Most Goals are SMART where, S = Specific, M = Measurable, A = Agreed, R = Realistic and T = Time-phased.
SMART goals can be set in a directive or non-directive way.
Learning to set a SMART goal in a child-centred way helps to offer choice and generate responsibility in our children as in the example below;
‘We’ve got an hour together – what would you like to work on?’ (Time-phased)
‘My backhand and my serve.’
‘Which one would you like to look at first?’ (Specific)
‘What specifically would you like to work on with your backhand?’ (more Specific)
‘To be able to hit it deeper cross court.’
‘What would a deep cross court backhand look like?’
‘I’d like them to land say…6-8 feet inside the baseline.’
‘OK, so could we mark this area out with cones?’ (Measurable)
‘How many would you say you are making at the moment out of 10?’
‘Oh, only about 3.’
‘So how many out of 10 would you like to be hitting into this area?’
(Measurable and Time-phased)
‘I suppose I would like to be hitting about 6-7.’
‘OK. How could we set this up?’
‘Well, maybe…could you hit me a topspin forehand fairly wide first and then hit one to my backhand side that lands over the service line.’
‘Certainly. So you would like me to hit a topspin to your forehand out wide first and then a topspin to your backhand side that lands over the service line. And your goal is to be able to hit 6/7 out of 10 by the end of the lesson.’
(Agreed, Realistic and Time-Phased)
‘Do you think this is achievable?’
‘Yep, I think so.’
In the coaching dialogue below, the child is helped to become more Specific about what their goal is and how they want to achieve it.
‘Ok so we’ve got 30 minutes, What would you like to work on?’
‘I’d like to work on my serve and my backhand slice.’
‘Which one would you like to work on first?’
‘What exactly would you like to work on with your backhand slice?’
‘To get more slice on the ball and for it to stay low after it bounces.’
‘OK, which one are you most interested in – putting more slice on the ball or how low it bounces after each shot?’
‘I think if I get more slice on the ball it will stay low….., but maybe I could notice how low it bounces after each shot.’
‘Ok and where would you like to play these shots from?’
‘I’d like to hit them when I’m behind the baseline and hit them crosscourt.’
‘Ok, where would you like the ball played from and what type of ball?’
‘I’d like you to hit it down the line with medium topspin from the deuce side.’
In the dialogue below, the child is helped to set a Realistic measure of their goal and to find a way of monitoring of this;
‘So, how high are the balls bouncing at the moment?’
‘Oh, about waist height I guess.’
‘What height would you like them to bounce at?’
‘Somewhere just above the knee – say about half a metre.’
‘That seems achievable to me – and you’re happy with that?’
‘Yep, that’s ok.’
‘So how could we measure this’?
‘I could call out how high the ball bounces in inches.’
‘That sounds like a good idea.’
The goal is Realistic in that the height is set at half a metre, and it is time-phased at 30 minutes.

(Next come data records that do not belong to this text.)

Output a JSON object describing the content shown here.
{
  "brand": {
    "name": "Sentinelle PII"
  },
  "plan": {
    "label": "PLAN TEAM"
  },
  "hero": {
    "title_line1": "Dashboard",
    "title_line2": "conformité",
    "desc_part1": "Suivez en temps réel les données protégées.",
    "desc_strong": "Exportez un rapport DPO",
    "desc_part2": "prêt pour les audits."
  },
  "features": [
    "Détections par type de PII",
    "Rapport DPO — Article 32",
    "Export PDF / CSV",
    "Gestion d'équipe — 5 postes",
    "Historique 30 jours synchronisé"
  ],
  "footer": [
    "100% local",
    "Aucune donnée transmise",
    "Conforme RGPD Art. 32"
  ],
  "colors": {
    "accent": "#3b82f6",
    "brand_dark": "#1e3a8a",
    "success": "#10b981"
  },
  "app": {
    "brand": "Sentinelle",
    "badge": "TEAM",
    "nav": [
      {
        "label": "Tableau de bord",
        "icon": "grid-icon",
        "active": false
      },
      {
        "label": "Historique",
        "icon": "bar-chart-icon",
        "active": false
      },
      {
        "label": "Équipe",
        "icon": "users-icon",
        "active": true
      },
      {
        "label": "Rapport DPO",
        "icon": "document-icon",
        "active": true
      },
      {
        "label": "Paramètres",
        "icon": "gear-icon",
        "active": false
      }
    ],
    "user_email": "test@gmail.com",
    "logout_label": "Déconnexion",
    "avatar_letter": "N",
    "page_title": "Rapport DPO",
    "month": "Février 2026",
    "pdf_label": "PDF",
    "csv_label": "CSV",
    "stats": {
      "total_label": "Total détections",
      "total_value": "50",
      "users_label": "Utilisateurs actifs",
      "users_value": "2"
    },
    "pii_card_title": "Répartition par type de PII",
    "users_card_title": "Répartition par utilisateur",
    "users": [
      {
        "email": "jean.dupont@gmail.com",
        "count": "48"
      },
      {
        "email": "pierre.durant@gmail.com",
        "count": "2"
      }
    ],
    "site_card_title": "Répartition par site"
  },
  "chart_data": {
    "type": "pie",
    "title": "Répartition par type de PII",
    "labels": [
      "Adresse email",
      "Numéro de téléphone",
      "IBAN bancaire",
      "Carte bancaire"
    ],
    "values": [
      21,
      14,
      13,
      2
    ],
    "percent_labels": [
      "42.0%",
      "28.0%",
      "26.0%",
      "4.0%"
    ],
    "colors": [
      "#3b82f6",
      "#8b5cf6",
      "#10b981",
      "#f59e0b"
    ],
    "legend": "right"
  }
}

It is also Agreed as the coach and child have agreed on the goal of hitting backhand slices from the back of the court with a topspin feed down the line.
Continuing the Coaching Process after the Goal has been Set
The goal has been set and the young player is hitting slice backhands and calling out after each shot how high the ball is bouncing, 1/4 metre, 1/2 metre, 1/4 metre, 3/4 metre, 1/2 metre…..etc.
So what do we do next as coaches?
At this stage we might want to remind ourselves that, when being child-centred, our role is help them to maintain focus and increase their awareness of what they are interested in observing. Watching them as they hit their first few balls, we might occasionally nudge them if they forget to monitor a ball by asking, ‘What was that one?….And that one?….How high did that one bounce?’
To raise their awareness further, we could ask them, ‘What are you noticing when you hit these slices?’ If they achieve their target, then to help them to become more aware of which focus is key for them we could ask them, ‘What did you notice on that one?’